To have a successful drug discovery target, he says, it’s important to trade off between confidence that your target will have an impact on the disease and novelty. If the target is too obvious, it almost certainly will have been tried before by other researchers, and there may be existing drugs that act on it, or there may already be evidence proving the target is ineffective. “Our target is novel in that it has never been in clinical trials and never mentioned in the context of fibrosis,” Zhavoronkov says.

Insilico also has an A.I. module that tries to predict the outcomes of Phase II clinical trials, the stage at which most new drug candidates that make it to human testing fail, and it uses this to help further narrow its targets.
Insilico ultimately selected 20 targets for experimental validation. Five of these worked well, with one target, which is implicated in fibrosis in several different organs, looking  particularly promising. Once it found the target protein, Insilico had to find the crystal structure of that protein and then find molecules that may act on it.

To do this, Insilico used an A.I.-based chemistry software platform, called Chemistry42, that the company has licensed to a number of large pharmaceutical firms, including Merck, the German drugmaker.
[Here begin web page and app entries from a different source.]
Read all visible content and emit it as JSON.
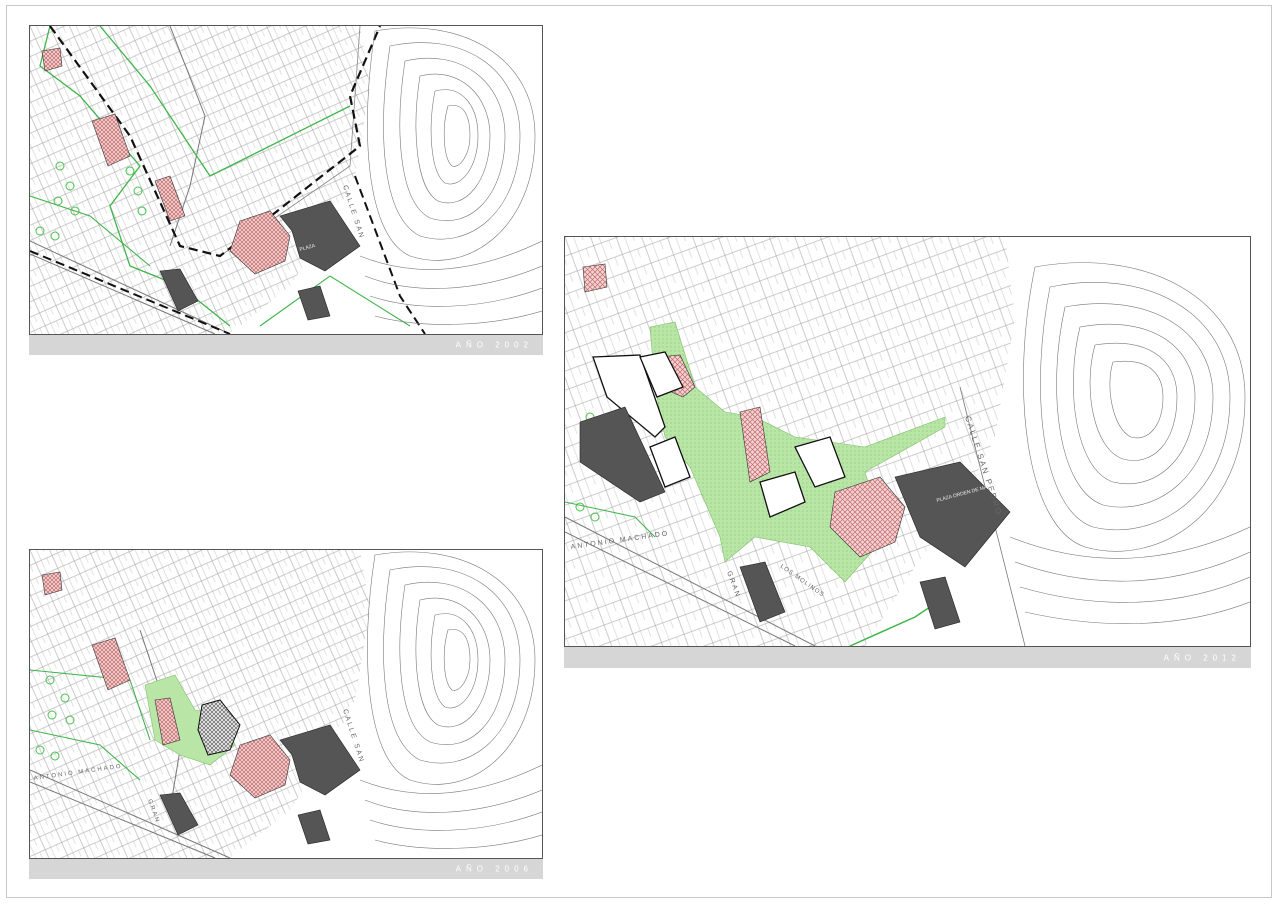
{
  "panels": {
    "p2002": {
      "caption": "AÑO 2002"
    },
    "p2006": {
      "caption": "AÑO 2006"
    },
    "p2012": {
      "caption": "AÑO 2012"
    }
  },
  "labels": {
    "calle_san": "CALLE SAN",
    "calle_san_pedro": "CALLE SAN PEDRO",
    "antonio_machado": "ANTONIO MACHADO",
    "gran": "GRAN",
    "los_molinos": "LOS MOLINOS",
    "plaza": "PLAZA",
    "plaza_name": "PLAZA ORDEN DE MALTA"
  },
  "colors": {
    "green_zone": "#b9e6a6",
    "green_line": "#3fb54a",
    "hatch_red": "#c56a6a",
    "dark_building": "#555555",
    "caption_bar": "#d6d6d6"
  }
}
This enabled it to generate a ranked list of 80 likely molecules.

It then manufactured nearly 50 of these molecules and ran experiments to find the most suitable candidate. Zhavoronkov says this is between one-fifth and 1/10th the number of molecules that even other A.I.-powered biotech firms have had to synthesize in order to find a good potential drug for a new target, and about 1/50th the number that traditional pharmaceutical companies may have to try before hitting on the right candidate.

Tests of this molecule in mice showed a significant improvement in lung function compared with the existing treatment, a drug called nintedanib, made by drug company Boehringer Ingelheim. It also was found to be more potent in lab tests of fibrosis-related processes, including in donated human lung tissue. Now the company is hoping to put this molecule into human clinical testing, hopefully before the end of the year, Zhavoronkov says. If the tests are successful, a drug might make it to market within a few years.

Insilico, which Zhavoronkov founded in 2014, has received about $52 million in funding, including from Baidu Ventures, the venture capital arm of the Chinese search giant, and the Longevity Vision Fund, a venture fund dedicated to companies interested in extending human life spans. To date, Insilico has made money licensing its three software platforms— PandaOmics, Chemistry42, and InClinico, its Phase II clinical trial success algorithm—to large pharmaceutical and chemical firms and to hedge funds that want to make trades based in part on forecasting clinical trial news.

Insilico recently announced a partnership with Syngenta, the Swiss agricultural chemical business, to work on more innovative ways to protect crops from disease and weeds.

It has previously used its software to help find molecules that could potentially be used as drugs to help treat COVID-19.